Dataset rows describing interfaces:
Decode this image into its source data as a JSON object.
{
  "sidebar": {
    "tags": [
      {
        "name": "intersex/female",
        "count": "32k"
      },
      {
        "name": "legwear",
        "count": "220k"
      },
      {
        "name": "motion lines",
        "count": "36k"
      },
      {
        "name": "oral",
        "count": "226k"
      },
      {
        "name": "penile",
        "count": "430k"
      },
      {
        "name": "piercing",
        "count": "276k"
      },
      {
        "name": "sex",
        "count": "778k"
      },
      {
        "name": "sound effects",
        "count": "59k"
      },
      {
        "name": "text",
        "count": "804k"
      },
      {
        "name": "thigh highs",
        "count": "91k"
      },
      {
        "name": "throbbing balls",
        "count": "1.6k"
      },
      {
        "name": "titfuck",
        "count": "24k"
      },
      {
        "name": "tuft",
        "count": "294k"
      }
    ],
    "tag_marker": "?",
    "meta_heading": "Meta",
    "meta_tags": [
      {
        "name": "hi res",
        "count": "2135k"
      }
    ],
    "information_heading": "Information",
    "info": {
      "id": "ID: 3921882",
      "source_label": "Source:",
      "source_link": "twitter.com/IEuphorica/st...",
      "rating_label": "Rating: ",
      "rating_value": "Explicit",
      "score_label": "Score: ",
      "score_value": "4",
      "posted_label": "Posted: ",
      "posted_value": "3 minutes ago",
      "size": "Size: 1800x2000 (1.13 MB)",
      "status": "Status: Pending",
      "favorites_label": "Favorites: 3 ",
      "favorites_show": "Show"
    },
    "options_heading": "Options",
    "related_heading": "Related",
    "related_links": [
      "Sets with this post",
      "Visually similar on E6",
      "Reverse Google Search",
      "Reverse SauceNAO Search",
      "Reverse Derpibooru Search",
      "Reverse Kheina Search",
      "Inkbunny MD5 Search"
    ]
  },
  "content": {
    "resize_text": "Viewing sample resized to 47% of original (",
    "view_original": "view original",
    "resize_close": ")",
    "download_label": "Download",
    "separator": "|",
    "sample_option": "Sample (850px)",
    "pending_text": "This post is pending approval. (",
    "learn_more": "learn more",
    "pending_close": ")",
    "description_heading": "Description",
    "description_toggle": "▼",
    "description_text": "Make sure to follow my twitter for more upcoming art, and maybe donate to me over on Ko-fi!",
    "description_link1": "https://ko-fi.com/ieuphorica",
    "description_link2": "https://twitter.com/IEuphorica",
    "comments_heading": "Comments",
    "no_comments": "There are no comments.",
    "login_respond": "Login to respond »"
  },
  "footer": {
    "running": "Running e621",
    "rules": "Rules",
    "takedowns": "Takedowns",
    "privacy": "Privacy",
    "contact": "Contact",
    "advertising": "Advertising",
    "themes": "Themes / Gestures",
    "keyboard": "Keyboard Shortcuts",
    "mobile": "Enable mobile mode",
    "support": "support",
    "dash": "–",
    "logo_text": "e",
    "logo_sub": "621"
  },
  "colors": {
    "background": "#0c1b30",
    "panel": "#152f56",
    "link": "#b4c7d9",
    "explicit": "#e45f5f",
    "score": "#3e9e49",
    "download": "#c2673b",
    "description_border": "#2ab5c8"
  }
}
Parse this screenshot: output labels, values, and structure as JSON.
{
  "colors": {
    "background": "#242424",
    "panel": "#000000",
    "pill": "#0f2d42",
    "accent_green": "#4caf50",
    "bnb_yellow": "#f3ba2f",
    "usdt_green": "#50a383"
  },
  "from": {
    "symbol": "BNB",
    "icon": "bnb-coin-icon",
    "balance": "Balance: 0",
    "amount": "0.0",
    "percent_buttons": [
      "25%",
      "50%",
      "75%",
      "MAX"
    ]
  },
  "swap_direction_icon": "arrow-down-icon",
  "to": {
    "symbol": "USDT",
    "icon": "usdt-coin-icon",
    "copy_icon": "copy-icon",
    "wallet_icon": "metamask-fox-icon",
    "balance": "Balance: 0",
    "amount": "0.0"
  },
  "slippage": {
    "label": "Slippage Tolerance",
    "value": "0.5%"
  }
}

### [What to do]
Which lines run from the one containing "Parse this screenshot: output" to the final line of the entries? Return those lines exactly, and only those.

### [Reply to the exercise]
Parse this screenshot: output labels, values, and structure as JSON.
{
  "colors": {
    "background": "#242424",
    "panel": "#000000",
    "pill": "#0f2d42",
    "accent_green": "#4caf50",
    "bnb_yellow": "#f3ba2f",
    "usdt_green": "#50a383"
  },
  "from": {
    "symbol": "BNB",
    "icon": "bnb-coin-icon",
    "balance": "Balance: 0",
    "amount": "0.0",
    "percent_buttons": [
      "25%",
      "50%",
      "75%",
      "MAX"
    ]
  },
  "swap_direction_icon": "arrow-down-icon",
  "to": {
    "symbol": "USDT",
    "icon": "usdt-coin-icon",
    "copy_icon": "copy-icon",
    "wallet_icon": "metamask-fox-icon",
    "balance": "Balance: 0",
    "amount": "0.0"
  },
  "slippage": {
    "label": "Slippage Tolerance",
    "value": "0.5%"
  }
}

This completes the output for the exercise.